Poll manager training sessions for the election will be held in October and those dates and times will be included in the Oct. 7 edition of The Panolian.

Logic and Accuracy Training is scheduled for Oct. 22 at the Batesville Courthouse at 9 a.m.

For in-person absentee Voting the Circuit Clerk’s office will be open on Sat., Oct. 24 from 8 a.m. until noon for any voter who qualifies for absentee voting, especially for those persons who work out of town during the week and  college students.

The last day to vote in person absentee is Sat., Oct. 31.  The Circuit Clerk’s office will be open from 8 a.m. to 5 p.m. each business day for absentee voting as well.

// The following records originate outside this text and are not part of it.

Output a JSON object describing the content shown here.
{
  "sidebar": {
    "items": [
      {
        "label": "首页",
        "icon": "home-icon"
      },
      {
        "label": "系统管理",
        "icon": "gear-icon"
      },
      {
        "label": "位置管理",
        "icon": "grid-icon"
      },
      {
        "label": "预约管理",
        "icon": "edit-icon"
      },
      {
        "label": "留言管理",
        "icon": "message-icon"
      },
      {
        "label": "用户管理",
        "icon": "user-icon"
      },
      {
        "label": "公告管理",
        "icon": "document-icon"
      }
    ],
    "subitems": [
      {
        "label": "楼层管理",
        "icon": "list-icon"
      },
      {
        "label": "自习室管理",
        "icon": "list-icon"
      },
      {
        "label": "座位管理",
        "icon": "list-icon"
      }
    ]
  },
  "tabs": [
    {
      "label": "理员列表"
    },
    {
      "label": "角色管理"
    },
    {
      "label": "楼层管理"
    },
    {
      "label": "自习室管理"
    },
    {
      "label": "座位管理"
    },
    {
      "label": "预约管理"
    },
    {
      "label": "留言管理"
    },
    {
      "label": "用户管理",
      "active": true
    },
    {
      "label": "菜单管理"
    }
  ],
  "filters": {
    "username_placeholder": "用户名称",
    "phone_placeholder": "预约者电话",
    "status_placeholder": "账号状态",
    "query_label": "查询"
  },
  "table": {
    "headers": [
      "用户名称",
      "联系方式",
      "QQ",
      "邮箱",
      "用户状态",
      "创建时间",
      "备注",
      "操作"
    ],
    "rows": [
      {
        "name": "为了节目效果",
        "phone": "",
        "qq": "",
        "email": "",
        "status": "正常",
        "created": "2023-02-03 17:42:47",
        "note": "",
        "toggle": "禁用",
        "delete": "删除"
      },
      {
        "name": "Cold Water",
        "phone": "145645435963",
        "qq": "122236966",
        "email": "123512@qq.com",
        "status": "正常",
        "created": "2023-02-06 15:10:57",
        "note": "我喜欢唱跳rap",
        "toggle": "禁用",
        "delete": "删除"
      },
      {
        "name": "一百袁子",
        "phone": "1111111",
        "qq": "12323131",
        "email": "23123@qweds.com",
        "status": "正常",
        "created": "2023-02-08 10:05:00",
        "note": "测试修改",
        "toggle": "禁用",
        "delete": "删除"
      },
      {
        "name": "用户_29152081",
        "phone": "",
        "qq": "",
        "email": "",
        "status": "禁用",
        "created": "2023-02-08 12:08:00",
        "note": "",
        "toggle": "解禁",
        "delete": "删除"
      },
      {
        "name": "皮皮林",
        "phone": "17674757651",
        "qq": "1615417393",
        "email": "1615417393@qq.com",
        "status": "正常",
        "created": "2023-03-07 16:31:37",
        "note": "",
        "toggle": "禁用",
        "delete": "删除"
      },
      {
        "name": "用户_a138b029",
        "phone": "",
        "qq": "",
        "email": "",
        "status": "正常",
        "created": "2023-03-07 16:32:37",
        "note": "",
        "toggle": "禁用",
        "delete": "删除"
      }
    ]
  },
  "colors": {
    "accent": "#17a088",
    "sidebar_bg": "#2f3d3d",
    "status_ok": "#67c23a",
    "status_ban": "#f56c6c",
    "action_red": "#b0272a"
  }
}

For mail-in absentee voting the Post Office is advising voters to mail absentee ballots 5-7 days before the Nov. 3 election to arrive at the Circuit Clerk’ office by the day of election.  The latest postmark acceptable for an absentee ballot is Nov. 3.

On the sample ballot included in this issue, readers will see choices for Election Commissioner for each of the county’s five districts, but the actual ballots on election day will only give voters the choice to vote for those candidates in their own district.

Just one district election commissioner, Wayne Belk in Ward 3, has an opponent this year. He is being challenged by Gloria Tucker, who qualified for the post as a Democratic candidate. Elections commissioner candidates, in an effort to have the public’s confidence of impartiality, almost always qualify as Independents, but Tucker is not precluded from running as a Democrat by state law.

Three ballot measures will be put before voters in November, with the Measure 1 medical marijuana initiative and the Measure 3 referendum on the new State Flag getting the most attention from media and advertising groups.

Those issues will be covered more on these pages as the election draws closer.